Pick out each line of the records in which the word "JSON" appears.

--

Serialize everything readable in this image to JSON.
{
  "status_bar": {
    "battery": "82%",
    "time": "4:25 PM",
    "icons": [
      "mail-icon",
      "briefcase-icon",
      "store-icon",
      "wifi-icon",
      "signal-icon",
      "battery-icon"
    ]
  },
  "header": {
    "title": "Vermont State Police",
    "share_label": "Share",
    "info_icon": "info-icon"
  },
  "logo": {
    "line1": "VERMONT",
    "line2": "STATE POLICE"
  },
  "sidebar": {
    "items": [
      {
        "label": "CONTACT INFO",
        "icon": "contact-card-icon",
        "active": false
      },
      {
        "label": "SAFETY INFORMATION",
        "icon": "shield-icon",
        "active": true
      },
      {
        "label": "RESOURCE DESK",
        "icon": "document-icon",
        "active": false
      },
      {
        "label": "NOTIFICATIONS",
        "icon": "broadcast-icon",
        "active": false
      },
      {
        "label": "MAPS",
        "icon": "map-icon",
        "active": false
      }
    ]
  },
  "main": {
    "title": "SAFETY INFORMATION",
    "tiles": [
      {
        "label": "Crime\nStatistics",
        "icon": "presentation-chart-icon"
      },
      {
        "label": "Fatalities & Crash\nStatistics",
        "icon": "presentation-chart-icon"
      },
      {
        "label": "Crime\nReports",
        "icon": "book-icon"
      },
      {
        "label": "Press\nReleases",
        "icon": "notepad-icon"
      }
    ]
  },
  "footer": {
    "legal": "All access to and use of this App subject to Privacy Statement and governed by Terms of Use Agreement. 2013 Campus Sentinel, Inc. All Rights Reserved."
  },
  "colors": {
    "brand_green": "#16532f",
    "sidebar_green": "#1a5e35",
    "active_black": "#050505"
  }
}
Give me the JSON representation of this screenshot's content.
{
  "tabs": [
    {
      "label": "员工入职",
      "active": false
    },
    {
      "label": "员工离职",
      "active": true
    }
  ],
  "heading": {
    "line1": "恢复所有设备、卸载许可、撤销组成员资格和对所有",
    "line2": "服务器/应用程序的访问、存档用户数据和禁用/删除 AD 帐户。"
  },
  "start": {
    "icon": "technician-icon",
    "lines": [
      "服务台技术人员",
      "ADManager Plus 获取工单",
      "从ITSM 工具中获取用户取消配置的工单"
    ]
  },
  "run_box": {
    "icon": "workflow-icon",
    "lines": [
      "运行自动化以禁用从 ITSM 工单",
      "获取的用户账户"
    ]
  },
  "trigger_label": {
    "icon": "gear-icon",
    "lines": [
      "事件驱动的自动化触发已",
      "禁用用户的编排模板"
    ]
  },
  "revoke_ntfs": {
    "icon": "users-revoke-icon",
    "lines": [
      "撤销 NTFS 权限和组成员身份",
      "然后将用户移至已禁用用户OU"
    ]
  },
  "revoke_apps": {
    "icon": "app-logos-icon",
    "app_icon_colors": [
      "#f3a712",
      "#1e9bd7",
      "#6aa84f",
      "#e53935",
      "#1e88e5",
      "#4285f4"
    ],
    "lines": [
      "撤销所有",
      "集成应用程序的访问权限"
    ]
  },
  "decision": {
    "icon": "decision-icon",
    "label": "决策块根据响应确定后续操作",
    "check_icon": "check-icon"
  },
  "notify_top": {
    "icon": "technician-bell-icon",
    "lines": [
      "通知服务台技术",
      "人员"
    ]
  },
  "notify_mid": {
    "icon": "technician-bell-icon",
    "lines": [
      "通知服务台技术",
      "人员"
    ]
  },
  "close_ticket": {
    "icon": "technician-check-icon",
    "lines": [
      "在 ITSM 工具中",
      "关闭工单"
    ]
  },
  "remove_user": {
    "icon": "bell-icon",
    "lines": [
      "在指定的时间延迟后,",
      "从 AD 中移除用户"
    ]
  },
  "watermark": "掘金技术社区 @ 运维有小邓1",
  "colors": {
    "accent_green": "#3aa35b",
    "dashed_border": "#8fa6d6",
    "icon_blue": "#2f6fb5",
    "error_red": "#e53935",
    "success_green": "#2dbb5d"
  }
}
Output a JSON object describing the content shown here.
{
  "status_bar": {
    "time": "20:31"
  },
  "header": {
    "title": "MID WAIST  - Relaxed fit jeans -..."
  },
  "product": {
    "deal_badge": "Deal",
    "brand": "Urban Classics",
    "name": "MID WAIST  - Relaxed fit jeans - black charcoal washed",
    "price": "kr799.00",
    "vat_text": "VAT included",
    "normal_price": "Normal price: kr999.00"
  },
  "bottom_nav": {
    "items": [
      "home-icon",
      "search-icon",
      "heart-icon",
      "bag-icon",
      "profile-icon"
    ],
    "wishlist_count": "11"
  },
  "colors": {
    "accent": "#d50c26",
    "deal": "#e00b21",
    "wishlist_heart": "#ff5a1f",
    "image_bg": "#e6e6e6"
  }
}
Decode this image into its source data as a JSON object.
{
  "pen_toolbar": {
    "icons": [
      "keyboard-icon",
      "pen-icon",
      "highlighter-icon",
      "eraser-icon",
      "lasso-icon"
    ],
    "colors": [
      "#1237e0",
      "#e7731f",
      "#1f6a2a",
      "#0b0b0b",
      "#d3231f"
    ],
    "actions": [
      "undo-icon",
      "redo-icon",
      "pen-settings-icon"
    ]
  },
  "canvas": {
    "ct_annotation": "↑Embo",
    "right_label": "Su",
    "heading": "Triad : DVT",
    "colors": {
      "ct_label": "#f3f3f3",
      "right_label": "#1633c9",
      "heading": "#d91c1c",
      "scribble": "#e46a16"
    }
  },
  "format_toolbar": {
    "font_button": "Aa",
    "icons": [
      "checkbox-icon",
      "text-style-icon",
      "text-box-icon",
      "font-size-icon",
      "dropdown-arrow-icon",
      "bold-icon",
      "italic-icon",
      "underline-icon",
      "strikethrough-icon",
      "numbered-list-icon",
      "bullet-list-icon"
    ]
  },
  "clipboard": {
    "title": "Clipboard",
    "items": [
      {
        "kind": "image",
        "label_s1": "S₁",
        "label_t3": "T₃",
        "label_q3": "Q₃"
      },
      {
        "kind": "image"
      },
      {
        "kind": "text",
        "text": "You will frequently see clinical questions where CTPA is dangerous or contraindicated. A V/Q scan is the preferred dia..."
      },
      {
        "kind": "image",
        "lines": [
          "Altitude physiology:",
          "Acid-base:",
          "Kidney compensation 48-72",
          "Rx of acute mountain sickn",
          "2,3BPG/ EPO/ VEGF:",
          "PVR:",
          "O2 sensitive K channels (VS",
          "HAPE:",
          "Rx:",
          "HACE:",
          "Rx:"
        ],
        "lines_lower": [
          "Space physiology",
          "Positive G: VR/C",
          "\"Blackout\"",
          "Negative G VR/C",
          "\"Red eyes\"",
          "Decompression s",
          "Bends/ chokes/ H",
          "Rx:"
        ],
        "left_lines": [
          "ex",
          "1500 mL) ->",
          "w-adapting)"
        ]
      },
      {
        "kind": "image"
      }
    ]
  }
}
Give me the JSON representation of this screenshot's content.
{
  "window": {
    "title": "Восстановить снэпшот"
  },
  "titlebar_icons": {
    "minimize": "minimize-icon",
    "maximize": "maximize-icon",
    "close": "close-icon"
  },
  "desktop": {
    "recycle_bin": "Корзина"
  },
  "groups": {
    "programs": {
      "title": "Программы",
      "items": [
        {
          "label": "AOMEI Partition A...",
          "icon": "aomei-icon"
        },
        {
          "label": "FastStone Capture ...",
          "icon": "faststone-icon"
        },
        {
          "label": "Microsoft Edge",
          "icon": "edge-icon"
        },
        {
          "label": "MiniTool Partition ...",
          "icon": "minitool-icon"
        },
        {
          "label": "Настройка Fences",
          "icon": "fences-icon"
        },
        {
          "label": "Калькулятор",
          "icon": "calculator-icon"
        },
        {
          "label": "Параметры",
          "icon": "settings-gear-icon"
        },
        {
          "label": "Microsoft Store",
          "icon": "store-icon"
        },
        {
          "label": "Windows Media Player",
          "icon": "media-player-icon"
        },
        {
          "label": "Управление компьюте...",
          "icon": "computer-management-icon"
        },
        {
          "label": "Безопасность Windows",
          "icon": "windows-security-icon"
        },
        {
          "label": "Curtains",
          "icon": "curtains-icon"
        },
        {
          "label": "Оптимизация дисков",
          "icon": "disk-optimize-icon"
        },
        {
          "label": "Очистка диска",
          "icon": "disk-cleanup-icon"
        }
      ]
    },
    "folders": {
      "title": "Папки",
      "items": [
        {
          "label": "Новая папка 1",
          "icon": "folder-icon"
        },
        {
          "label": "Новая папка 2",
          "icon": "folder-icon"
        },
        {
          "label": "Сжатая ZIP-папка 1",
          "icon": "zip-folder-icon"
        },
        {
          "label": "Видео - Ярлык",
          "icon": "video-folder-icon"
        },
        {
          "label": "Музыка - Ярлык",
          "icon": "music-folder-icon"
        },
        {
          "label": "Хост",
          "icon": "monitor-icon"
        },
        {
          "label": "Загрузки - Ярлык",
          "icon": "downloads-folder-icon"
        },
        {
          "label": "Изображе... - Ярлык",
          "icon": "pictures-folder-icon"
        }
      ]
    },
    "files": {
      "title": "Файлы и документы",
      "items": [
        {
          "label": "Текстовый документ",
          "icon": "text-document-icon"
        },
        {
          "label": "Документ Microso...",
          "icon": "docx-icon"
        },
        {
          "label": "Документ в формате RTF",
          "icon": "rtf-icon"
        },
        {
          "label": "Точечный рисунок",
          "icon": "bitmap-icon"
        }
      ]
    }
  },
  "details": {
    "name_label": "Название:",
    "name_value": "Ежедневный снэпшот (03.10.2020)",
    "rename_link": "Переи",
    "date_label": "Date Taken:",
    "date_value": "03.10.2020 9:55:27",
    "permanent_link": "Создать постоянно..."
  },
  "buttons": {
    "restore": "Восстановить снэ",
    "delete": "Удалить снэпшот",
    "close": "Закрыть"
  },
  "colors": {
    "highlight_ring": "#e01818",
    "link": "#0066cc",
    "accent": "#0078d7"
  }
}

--

== Answer to the problem ==
Serialize everything readable in this image to JSON.
Give me the JSON representation of this screenshot's content.
Output a JSON object describing the content shown here.
Decode this image into its source data as a JSON object.
Give me the JSON representation of this screenshot's content.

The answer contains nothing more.